Meanwhile, with the competition already mauling the company, it's just going to get worse, almost every other month from here on. Even as the Model 3 sees an imminent 20,000 unit dump into Europe starting right now, the combined efforts of Kia, Hyundai, Audi, Jaguar, Volkswagen, Nissan and Renault will make this Model 3 European sales number seem not as impressive as Tesla’s U.S. Model 3 sales did, during the second half of 2018 and even to some degree after the 75% drop January 1.
5) Speaking of Amazon, here are a few tidbits:
- Here is an 8-minute interview CEO Jeff Bezos did in July 13, 1999, in which he talks about his “obsessive attention to the customer experience.”
- Jeff Bezos, long known for guarding his privacy, faces his most public and personal crisis, The Washington Post
- The National Enquirer shows us just how sleazy it really is, The Washington Post
6) A final reminder about Charlie Munger’s Daily Journal annual meeting, which is taking place this Thursday at the DoubleTree Hilton in downtown Los Angeles. It starts at 10am with brief formalities and then Charlie takes questions from the 1,000+ people in the audience for a couple of hours.

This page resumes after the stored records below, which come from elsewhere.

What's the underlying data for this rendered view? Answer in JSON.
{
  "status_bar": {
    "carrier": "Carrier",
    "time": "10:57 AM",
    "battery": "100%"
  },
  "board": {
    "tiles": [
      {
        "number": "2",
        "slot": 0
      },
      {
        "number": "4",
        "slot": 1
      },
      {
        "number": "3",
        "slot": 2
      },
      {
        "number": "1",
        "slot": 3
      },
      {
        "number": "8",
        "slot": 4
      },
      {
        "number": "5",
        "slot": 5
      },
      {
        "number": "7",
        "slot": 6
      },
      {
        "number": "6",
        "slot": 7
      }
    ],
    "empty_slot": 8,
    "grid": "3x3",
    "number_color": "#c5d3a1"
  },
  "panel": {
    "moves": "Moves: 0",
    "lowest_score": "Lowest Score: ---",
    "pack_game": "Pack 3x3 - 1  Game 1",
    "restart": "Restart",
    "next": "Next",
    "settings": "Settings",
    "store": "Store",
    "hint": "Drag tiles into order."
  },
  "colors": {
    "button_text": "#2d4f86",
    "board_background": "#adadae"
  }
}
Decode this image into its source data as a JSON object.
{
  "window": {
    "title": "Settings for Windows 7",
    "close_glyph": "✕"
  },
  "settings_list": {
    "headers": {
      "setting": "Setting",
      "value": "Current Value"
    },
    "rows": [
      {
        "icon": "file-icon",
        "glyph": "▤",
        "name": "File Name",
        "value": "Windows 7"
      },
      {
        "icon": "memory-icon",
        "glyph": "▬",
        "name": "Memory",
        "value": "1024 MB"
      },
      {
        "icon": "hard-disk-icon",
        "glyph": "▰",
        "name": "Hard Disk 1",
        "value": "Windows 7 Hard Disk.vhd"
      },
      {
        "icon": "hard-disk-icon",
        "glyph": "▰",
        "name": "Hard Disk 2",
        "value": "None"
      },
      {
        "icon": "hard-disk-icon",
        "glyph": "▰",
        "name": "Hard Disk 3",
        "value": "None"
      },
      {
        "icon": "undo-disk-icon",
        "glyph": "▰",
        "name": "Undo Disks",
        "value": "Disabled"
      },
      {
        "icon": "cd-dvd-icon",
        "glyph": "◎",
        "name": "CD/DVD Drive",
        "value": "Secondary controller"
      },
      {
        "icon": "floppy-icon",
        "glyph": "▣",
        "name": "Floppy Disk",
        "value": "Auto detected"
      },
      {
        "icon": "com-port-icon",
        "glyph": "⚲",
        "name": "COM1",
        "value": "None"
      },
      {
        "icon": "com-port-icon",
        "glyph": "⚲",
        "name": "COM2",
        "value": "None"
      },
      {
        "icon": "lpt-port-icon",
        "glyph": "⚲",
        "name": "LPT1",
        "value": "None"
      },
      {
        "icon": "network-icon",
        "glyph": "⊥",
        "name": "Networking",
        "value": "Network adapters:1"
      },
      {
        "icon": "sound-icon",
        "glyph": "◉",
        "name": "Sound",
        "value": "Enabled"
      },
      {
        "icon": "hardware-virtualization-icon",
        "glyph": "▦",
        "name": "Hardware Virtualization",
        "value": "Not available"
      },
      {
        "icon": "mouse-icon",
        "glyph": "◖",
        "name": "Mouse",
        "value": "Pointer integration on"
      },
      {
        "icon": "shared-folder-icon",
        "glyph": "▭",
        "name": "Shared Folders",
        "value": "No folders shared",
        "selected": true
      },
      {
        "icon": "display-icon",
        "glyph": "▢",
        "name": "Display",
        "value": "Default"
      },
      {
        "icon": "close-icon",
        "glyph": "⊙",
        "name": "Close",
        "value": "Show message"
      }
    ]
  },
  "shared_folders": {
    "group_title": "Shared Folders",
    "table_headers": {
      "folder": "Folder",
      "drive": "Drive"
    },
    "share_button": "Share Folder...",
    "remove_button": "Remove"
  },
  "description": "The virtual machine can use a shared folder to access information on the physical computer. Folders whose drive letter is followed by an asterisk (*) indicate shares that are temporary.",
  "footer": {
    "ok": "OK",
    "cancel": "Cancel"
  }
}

Charlie is brilliant – always full of incredible insight and wisdom – so it’s well worth the trip (and at age 95, he's not getting any younger, though he's still razor-sharp)! It’s open to the public – you do not have to register or be a Berkshire or Daily Journal shareholder to attend.
If you come, I hope you’ll join me at the lunch I’m hosting at a lovely outdoor patio at the hotel immediately afterward. A free meal, good company and stimulating conversation – what's not to like? More than 200 people have already registered, but we still have more room. If you’d like to join us, just click here to register.
PS—You can do this as a day trip from NYC. I’m on the 5:30am JetBlue flight from JFK, returning on the 4:10pm flight back – a long day, but I’m avoiding the dreaded redeye!